- Author says traveling alone is one of the most liberating things you can do
- Fear you'll be lonely? You'll also learn about your strengths
- For once, you can be as selfish as you like
- Big hurdle: eating alone
"To awaken quite alone in a strange town is one of the pleasantest sensations in the world."
So wrote the great travel writer Freya Stark in her 1932 book "Baghdad Sketches."
It's been my motto traveling solo through 30 countries in 21 years.
I took my first trip alone, to Greece, at 22.
I remember walking to the beach, Nirvana's "Nevermind" blaring in my headphones, and realizing: no one knows where the hell I am.
I've been chasing that euphoric feeling ever since.
Yet many people who might like to travel alone never do.
They fear getting lonely or being bored.
They worry about danger.
Succumb to these fears, however, and you'll miss out on one of the most addictive travel experiences around.
These seven tips will prepare you for a solo adventure.
1. Learn to like your traveling companion: You
"But I'll be lonely!"
It's perhaps the most common cry from people who've never traveled alone.
"No: You won't," writes Andrew O'Hagan in a New York Times blog.
"My solo travels in Paris have brought many perfect hours of being alone but not a moment of loneliness," he writes.
"People who depend on other people are often in hiding from themselves."
Traveling alone brings you face to face with yourself -- with your failings and your strengths.
But that confrontation is inevitable in life -- don't put it off.
You may even find you love what you see -- and go away with yourself every time.
2. Revel in your selfishness
Having no one but yourself to decide what to do each day is a rare luxury.
Imagine: no one to sneer if you want to find the local art house cinema and watch old black-and-white movies all day.
No one to sigh over your love of tractor museums.t
No one to gripe when you whip through a gallery in 30 minutes instead of taking the tour.
"Never will you feel guilty for missing that train from Florence to Rome ... never will you have to apologize to anyone for sleeping in late at your hostel," expands Katka Lapelosa on the Matador Network travel site.
"You don't have anyone else's feelings to take into consideration, and that is sometimes the most encouraging reason to travel alone."
3. Lose the invisible "Helpless Rube" sign
Nothing says "clueless" like standing on a street corner with a huge map and terrified expression.
The key to traveling solo is looking confident, even if you don't always feel it.

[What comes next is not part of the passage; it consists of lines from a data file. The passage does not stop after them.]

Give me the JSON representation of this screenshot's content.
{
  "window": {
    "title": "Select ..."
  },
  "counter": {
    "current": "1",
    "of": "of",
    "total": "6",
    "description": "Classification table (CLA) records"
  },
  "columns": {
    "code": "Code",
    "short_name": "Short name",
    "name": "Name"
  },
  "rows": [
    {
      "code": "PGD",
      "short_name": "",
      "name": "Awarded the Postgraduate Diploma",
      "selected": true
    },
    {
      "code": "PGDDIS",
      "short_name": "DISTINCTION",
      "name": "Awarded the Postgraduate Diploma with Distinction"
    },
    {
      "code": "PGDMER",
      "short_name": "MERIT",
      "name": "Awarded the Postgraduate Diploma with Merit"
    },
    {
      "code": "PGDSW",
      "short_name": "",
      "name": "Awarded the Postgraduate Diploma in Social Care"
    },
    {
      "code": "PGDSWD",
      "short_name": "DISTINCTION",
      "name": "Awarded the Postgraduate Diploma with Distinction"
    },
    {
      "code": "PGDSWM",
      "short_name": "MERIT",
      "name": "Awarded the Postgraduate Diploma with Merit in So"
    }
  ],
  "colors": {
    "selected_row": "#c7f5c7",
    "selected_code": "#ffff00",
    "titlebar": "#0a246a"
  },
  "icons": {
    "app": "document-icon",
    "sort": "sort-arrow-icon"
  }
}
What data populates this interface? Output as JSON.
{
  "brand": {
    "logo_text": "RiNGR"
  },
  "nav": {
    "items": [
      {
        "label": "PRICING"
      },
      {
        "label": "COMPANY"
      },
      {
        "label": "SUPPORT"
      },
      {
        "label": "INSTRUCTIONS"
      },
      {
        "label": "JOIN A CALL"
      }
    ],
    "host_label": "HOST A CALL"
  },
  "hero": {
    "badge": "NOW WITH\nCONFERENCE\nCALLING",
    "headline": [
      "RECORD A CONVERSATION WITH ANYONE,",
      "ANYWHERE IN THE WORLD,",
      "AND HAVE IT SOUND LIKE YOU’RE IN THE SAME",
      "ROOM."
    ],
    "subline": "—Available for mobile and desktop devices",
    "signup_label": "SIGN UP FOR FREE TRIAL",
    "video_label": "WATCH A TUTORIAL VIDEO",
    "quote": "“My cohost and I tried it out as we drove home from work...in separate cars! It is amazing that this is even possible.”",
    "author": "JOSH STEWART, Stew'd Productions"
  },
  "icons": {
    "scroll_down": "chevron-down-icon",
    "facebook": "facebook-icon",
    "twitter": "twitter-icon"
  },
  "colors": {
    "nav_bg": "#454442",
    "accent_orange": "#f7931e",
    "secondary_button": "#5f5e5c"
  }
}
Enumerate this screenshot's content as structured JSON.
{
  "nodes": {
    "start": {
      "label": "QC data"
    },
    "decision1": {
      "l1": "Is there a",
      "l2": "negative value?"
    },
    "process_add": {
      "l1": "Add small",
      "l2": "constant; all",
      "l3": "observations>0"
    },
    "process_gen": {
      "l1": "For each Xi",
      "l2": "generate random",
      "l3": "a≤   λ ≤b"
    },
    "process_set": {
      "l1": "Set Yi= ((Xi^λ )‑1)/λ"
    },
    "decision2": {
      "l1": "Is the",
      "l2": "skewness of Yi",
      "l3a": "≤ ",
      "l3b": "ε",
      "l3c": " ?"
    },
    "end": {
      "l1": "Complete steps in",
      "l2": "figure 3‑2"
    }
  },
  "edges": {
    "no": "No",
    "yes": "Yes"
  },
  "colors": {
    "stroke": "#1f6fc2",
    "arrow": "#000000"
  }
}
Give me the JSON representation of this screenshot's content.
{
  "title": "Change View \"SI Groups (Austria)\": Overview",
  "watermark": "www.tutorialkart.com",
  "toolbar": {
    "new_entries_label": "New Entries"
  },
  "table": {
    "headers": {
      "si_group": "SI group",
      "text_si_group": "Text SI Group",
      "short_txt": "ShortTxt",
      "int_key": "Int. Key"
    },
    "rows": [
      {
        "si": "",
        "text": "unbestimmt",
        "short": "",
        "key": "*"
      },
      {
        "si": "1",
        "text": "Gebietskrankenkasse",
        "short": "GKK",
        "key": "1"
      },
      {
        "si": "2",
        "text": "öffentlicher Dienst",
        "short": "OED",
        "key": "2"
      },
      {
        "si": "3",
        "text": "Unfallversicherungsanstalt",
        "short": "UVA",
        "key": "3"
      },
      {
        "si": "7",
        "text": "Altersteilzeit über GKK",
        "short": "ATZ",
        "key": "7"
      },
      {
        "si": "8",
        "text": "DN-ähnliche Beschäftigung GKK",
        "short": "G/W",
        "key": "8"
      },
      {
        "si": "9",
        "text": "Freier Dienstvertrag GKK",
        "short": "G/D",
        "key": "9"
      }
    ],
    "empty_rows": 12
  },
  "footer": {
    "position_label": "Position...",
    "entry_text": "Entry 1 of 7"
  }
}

The U.S. Peace Corps has this advice for travelers: "Walk confidently ... and wear sunglasses if you need to walk with your head held high."
More specifically: when traveling alone, always go into a shop or doorway to consult a map.
Work out where you need to be and then stride off confidently.
4. Be realistic about the dangers
To anyone who fears that traveling alone invites danger, remember that you could (but hopefully won't) just as easily be robbed or assaulted when getting about alone in a town or city at home.
Foreign places aren't necessarily more dangerous.
Statistics show that serious incidents rarely befall travelers.
Statistics on incidents affecting single travelers specifically are hard to find, but according to Canada's Department of Foreign Affairs, for every one million of its citizens traveling abroad, five are assaulted or killed.
5. Take yourself out to dinner
The thought of dining alone terrifies some people.
The fear even has a name: solomangarephobia.
But giving into it and relying on grab-and-go fast food when traveling alone is a crime against cuisine.
"I hadn't realized the depth of flavors I could experience [with] nothing to occupy my mind beyond the plate in front of me and my thoughts," says New York Times food writer Mark Bittman on his website.
It's also a good way to make new friends -- even if you didn't intend to.
"The interesting thing is that you nearly always end up talking to the person next to you, so dining alone can be, ironically, a social experience," says London restaurateur Russell Norman.
6. Go easy on the social media
Missing people isn't all bad.
It's a bittersweet feeling you might even learn to cherish.
The eventual pleasure of being reunited with friends and family is all the greater for holding off contact a bit.
So ration the SMS messages, emails and Skype calls and actually pay attention to what's going on around you.
The more stories you don't blog about on the road, the fresher they'll be when you get back home.
7. How to save money (you won't)
Traveling solo you can't share the price of a room or a meal, nor will you save on a companion fare.
Then there's the dreaded single supplement if you're on an organized tour -- although these are becoming less common.
The point is, accept that in some ways, in certain circumstances, traveling alone is more expensive than traveling with others ... then imagine the benefits of the arrangement.
You'll never be stuck with someone whom you find you don't really like on what could otherwise have been a memorable adventure.
And someone who doesn't, it turns out, like you.
That's a priceless saving.
Are you a dedicated solo traveler? Can't stand the idea? Enjoy it on occasion? Let us know in the comments.